On my way out one day to Loongwha I found just under a bridge crossing a small creek this notice : "The carriages must take care to pass this bridge, for it will be broken." The pony had to be taken out and led across, and then the carriage pushed over on planks.
All the world knows how the opium question is stirring China at the present time. I was present at one little incident in connection with this. Notices were posted that on a Sunday afternoon, at some tea-gardens on the Bubbling Well Road, there would be publicly burned all the furnishings, fittings, pipes, &c., of an
opium-den recently bought up and closed in Shanghai. My brother and I went to see this. There was a large crowd of Chinese as well as foreigners of all nations, and sympathy for the anti-opium movement was shown. Speeches were delivered in English and Chinese, and all the articles appertaining to opium-smoking were heaped into a sort of funeral pyre, and, being well soaked with paraffin or other inflammable stuff, were burnt. I may mention that most of the silver fittings of the pipes had been carefully removed—" Waste not, Want not." The treatment of native criminals in Shanghai did not appeal to me. It was not a pleasant sight, in the course of your walk or drive, to see the poor wretches beinz driven by uniformed native police slowly along the streets, with the cangue, a wooden frame which opens to allow it to be fastened round the neck. The cangue is very heavy, and the wearer cannot lie down, nor can he reach his mouth to feed himself. Besides, on the criminal is a notice describing his offence. The idea is, I believe, to show how he has lost " face," and to deter others from offending in the same manner. There are the chain-gangs, too, working on the roads and recreation-grounds, dragging heavy rollers, &c.

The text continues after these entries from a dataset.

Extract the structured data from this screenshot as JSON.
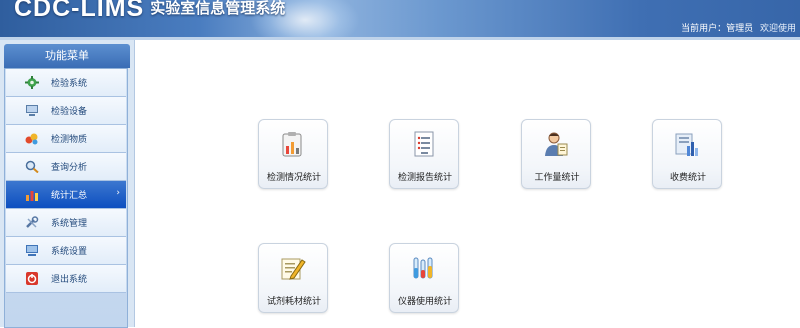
{
  "header": {
    "brand": "CDC-LIMS",
    "subtitle": "实验室信息管理系统",
    "user_label": "当前用户：管理员",
    "extra_label": "欢迎使用"
  },
  "sidebar": {
    "title": "功能菜单",
    "items": [
      {
        "label": "检验系统",
        "icon": "gear-icon"
      },
      {
        "label": "检验设备",
        "icon": "computer-icon"
      },
      {
        "label": "检测物质",
        "icon": "reagent-icon"
      },
      {
        "label": "查询分析",
        "icon": "search-icon"
      },
      {
        "label": "统计汇总",
        "icon": "bar-chart-icon"
      },
      {
        "label": "系统管理",
        "icon": "tools-icon"
      },
      {
        "label": "系统设置",
        "icon": "monitor-icon"
      },
      {
        "label": "退出系统",
        "icon": "power-icon"
      }
    ],
    "active_index": 4
  },
  "main": {
    "tiles": [
      {
        "label": "检测情况统计",
        "icon": "clipboard-bars-icon"
      },
      {
        "label": "检测报告统计",
        "icon": "document-list-icon"
      },
      {
        "label": "工作量统计",
        "icon": "worker-icon"
      },
      {
        "label": "收费统计",
        "icon": "report-chart-icon"
      },
      {
        "label": "试剂耗材统计",
        "icon": "pencil-note-icon"
      },
      {
        "label": "仪器使用统计",
        "icon": "test-tubes-icon"
      }
    ]
  },
  "colors": {
    "header": "#3f6fb3",
    "active_menu": "#0d4fc0",
    "sidebar": "#d9e6f4"
  }
}
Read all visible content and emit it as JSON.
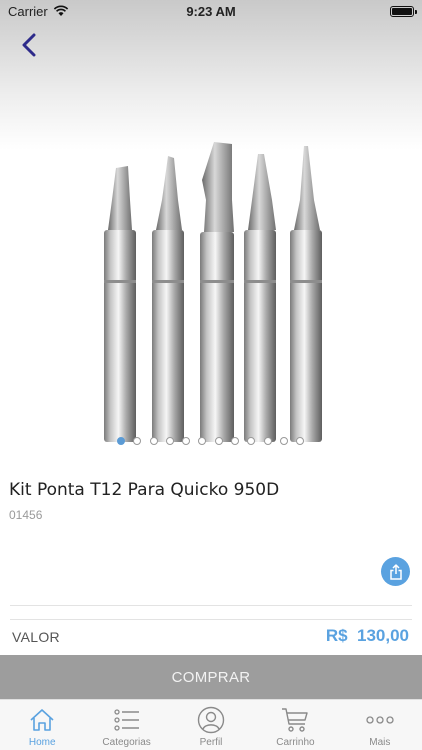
{
  "status_bar": {
    "carrier": "Carrier",
    "time": "9:23 AM"
  },
  "product": {
    "title": "Kit Ponta T12 Para Quicko 950D",
    "code": "01456",
    "image_icon": "soldering-tips-image",
    "carousel_pages": 12,
    "carousel_active_index": 0
  },
  "price": {
    "label": "VALOR",
    "value": "R$  130,00"
  },
  "buy_button": {
    "label": "COMPRAR"
  },
  "tab_bar": {
    "tabs": [
      {
        "label": "Home",
        "icon": "home-icon",
        "active": true
      },
      {
        "label": "Categorias",
        "icon": "list-icon",
        "active": false
      },
      {
        "label": "Perfil",
        "icon": "user-icon",
        "active": false
      },
      {
        "label": "Carrinho",
        "icon": "cart-icon",
        "active": false
      },
      {
        "label": "Mais",
        "icon": "more-icon",
        "active": false
      }
    ]
  },
  "colors": {
    "accent": "#5aa2e0",
    "buy_button_bg": "#9d9d9d",
    "back_arrow": "#2d2a8a"
  }
}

Fires are rather too frequent ; and, although there is a fine volunteer fire-brigade, it would seem as if the time cannot be far distant when the Council of this most progressive place will be obliged to have a paid professional brigade. The volunteer brigade is largely recruited from the younger foreigners, and their em ployers are large-minded enough to allow them to be called away from their business, or if out all night (as frequently happens), to overlook the unfitness for work next day. But this surely cannot continue, nor is it right that it should. In one week, during my stay, there were three considerable fires, which must have been not only a very heavy tax on the energies of the brigade but also on the patience of the employers. One fire I saw was of some native buildings and a small wood-yard. The whole thing went up like matchwood ; and but for the very smart work of the firemen, with their native assistants, it must have extended very much farther. The night before, we heard the fire-call and learned that some large oil-mills were destroyed ; and next night large wood-yards in Hongkew were burnt out.
The variations of climate are about the same, I fancy, as ours. I arrived in Shanghai early in April, to find it cold and wet, and that kind of weather prevailed throughout that month. On one occasion there was a great hailstorm. I was driving with my brother at the time, in a victoria, and so large were the hailstones that we were glad to hold the leather apron up in front to protect ourselves. When it ceased, we saw the small Chinese children running to collect handfuls of the stones, which were as large as hazel-nuts and did con siderable damage, breaking windows, &c. In May the weather improved and got warmer, and by the end of the month it was hot, but not unpleasantly. At this time I set off on my house-boat trip.